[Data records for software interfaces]
Content starts
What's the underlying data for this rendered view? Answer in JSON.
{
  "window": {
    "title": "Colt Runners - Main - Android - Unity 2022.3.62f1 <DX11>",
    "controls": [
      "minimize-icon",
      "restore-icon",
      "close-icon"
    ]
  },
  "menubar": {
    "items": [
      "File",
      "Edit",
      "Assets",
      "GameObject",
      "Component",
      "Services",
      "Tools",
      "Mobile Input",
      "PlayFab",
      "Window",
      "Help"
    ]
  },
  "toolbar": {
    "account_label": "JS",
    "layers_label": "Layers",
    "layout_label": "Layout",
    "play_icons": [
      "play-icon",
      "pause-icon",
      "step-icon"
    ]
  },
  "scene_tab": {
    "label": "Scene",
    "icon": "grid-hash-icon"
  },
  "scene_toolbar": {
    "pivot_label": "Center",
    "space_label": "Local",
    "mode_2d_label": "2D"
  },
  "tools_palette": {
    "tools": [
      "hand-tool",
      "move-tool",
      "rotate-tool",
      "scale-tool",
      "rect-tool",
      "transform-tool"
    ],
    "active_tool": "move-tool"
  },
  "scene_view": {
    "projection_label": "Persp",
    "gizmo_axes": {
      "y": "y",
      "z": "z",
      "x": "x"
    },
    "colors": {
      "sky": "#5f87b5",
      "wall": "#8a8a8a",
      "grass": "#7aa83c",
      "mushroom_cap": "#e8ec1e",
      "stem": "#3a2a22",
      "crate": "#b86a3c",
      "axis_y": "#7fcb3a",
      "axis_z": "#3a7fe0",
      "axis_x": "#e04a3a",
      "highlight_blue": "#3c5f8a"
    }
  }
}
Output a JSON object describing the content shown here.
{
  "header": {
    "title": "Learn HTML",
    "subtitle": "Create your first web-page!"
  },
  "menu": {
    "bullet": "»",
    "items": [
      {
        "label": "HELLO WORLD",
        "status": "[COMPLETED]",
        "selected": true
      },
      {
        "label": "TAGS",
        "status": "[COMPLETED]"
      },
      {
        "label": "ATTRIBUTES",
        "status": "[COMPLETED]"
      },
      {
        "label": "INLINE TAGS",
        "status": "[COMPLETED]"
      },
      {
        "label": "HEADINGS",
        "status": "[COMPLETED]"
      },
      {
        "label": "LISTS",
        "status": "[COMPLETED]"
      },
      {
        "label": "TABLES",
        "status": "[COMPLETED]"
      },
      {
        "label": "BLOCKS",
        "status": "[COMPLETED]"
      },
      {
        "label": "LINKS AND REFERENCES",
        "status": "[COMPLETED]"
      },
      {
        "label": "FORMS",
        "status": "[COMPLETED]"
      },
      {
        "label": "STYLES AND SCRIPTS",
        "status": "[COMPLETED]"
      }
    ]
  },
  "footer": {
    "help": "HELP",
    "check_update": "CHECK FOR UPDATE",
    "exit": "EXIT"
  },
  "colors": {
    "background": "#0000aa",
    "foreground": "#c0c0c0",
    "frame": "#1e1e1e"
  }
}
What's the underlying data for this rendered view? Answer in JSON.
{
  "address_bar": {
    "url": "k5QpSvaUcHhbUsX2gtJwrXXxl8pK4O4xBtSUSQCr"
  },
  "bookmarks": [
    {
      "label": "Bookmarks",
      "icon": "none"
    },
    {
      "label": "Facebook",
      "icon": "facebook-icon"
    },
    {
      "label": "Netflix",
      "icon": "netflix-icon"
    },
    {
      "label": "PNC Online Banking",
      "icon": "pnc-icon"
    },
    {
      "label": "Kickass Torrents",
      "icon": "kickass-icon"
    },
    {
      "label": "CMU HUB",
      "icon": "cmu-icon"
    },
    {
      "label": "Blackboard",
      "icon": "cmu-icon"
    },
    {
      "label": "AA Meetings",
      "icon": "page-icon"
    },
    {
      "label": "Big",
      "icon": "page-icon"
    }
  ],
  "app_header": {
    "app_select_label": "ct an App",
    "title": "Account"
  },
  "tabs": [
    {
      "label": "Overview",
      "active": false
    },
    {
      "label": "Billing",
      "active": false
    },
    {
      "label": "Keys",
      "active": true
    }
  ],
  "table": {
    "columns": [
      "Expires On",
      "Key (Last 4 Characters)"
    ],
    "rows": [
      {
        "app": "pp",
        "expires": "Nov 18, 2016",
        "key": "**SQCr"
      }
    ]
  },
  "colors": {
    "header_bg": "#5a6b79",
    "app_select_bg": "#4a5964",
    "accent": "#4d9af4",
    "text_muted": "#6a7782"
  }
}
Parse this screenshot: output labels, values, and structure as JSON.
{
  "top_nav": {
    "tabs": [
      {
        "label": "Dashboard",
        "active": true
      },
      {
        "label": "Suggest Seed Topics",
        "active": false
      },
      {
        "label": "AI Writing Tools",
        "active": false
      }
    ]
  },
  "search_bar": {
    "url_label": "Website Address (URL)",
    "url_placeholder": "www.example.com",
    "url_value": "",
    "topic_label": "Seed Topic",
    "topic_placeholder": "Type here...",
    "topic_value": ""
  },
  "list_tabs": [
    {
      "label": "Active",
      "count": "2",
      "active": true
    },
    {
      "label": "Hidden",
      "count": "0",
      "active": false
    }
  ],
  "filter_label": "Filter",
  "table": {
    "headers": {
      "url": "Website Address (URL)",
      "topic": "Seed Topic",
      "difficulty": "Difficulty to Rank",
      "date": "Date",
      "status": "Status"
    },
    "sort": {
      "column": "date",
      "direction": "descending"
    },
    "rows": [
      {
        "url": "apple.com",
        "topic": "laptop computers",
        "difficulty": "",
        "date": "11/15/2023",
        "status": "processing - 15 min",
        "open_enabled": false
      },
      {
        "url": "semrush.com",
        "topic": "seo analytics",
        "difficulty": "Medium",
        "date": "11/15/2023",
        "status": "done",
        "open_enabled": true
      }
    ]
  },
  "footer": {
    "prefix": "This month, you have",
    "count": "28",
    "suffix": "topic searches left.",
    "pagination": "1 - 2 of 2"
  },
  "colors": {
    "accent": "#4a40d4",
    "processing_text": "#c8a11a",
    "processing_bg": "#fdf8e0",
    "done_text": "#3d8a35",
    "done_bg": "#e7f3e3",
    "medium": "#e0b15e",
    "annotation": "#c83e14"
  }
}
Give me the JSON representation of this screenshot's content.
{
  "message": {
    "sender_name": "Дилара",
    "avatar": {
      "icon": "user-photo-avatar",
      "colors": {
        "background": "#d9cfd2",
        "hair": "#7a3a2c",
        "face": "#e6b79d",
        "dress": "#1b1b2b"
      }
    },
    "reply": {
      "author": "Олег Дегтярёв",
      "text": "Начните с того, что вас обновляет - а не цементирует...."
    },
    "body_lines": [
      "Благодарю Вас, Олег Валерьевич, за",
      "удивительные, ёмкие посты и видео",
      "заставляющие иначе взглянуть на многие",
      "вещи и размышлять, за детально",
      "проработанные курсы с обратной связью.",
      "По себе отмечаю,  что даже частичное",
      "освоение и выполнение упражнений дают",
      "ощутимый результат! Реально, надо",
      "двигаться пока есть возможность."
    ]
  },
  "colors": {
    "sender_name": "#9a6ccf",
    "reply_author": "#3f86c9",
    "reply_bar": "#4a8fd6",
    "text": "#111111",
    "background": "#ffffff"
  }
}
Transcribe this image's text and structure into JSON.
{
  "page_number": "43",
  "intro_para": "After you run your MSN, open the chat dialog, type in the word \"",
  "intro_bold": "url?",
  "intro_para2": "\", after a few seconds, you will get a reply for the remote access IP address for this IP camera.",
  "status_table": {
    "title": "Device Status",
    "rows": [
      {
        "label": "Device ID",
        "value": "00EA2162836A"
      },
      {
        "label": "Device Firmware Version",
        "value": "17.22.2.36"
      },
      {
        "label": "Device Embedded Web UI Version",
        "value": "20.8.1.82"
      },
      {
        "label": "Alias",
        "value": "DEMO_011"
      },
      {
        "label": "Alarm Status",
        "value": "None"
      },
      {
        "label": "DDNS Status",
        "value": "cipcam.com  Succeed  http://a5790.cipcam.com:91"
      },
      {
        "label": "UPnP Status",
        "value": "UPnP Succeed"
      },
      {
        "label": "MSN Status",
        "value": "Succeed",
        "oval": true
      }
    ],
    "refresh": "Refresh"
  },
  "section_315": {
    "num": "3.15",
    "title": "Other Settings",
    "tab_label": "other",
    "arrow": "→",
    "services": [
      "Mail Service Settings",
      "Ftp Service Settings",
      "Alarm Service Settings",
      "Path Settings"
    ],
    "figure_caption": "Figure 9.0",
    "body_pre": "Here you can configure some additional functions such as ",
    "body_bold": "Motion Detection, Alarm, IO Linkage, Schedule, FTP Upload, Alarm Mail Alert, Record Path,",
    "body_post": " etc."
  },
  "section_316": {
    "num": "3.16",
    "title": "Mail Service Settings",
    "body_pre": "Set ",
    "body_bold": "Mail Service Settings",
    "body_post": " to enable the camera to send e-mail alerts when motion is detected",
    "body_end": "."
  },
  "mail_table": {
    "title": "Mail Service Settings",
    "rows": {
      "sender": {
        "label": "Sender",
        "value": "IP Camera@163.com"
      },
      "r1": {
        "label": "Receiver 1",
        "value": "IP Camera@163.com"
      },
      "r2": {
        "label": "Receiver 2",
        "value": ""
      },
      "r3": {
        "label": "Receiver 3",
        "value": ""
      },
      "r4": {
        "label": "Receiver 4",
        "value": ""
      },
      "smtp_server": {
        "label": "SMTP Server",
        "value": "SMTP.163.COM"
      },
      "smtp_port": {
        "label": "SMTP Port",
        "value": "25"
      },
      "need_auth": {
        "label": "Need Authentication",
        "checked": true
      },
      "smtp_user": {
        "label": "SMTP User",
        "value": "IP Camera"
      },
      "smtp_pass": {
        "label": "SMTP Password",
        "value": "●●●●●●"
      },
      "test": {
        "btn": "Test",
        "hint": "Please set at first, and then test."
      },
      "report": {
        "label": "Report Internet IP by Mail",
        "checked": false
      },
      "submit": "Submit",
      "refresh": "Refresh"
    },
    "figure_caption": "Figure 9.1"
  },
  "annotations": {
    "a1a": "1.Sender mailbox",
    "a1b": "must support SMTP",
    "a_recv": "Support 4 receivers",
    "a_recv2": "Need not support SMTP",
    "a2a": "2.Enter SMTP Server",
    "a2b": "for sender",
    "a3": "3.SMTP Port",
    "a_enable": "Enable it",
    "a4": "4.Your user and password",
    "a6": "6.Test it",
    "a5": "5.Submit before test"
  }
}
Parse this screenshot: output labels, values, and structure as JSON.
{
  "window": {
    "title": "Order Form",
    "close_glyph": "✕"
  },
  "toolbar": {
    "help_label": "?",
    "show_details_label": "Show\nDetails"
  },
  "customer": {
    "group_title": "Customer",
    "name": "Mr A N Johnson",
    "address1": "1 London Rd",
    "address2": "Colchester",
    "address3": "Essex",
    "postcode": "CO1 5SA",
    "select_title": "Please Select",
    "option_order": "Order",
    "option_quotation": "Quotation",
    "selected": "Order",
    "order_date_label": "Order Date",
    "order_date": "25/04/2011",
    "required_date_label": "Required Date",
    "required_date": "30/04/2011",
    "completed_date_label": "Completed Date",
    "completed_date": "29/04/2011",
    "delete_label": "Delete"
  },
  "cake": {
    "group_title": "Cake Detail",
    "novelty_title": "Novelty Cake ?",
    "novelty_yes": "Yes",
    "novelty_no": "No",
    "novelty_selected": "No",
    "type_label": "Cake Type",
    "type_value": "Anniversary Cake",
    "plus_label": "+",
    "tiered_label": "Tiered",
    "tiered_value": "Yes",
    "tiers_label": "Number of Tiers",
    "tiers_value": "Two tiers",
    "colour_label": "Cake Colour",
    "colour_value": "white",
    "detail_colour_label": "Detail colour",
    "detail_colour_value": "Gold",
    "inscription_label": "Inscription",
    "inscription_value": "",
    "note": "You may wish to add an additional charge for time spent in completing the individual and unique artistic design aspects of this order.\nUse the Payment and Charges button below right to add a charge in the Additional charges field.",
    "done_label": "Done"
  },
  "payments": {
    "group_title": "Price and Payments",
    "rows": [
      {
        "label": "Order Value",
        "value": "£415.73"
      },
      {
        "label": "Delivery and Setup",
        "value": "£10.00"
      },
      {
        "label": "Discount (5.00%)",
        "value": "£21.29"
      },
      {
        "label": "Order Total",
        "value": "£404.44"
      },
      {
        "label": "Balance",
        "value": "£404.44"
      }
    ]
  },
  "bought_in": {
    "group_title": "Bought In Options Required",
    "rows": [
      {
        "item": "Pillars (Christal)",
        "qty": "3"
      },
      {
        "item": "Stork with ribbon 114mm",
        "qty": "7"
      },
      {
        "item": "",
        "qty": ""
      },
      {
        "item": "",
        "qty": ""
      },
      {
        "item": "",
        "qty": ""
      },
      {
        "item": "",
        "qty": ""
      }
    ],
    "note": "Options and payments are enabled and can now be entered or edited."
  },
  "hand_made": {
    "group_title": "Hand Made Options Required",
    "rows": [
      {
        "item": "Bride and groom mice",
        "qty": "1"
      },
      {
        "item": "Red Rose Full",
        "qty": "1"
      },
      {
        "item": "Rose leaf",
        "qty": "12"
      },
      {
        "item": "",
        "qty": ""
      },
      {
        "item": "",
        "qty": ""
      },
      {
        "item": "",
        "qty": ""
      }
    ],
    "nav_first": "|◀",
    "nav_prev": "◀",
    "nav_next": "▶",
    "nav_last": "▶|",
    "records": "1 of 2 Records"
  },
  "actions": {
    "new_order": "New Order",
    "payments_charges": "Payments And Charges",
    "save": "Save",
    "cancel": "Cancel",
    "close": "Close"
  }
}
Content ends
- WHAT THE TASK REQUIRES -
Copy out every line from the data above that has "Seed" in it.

- ANSWER TO THE EXERCISE -
        "label": "Suggest Seed Topics",
    "topic_label": "Seed Topic",
      "topic": "Seed Topic",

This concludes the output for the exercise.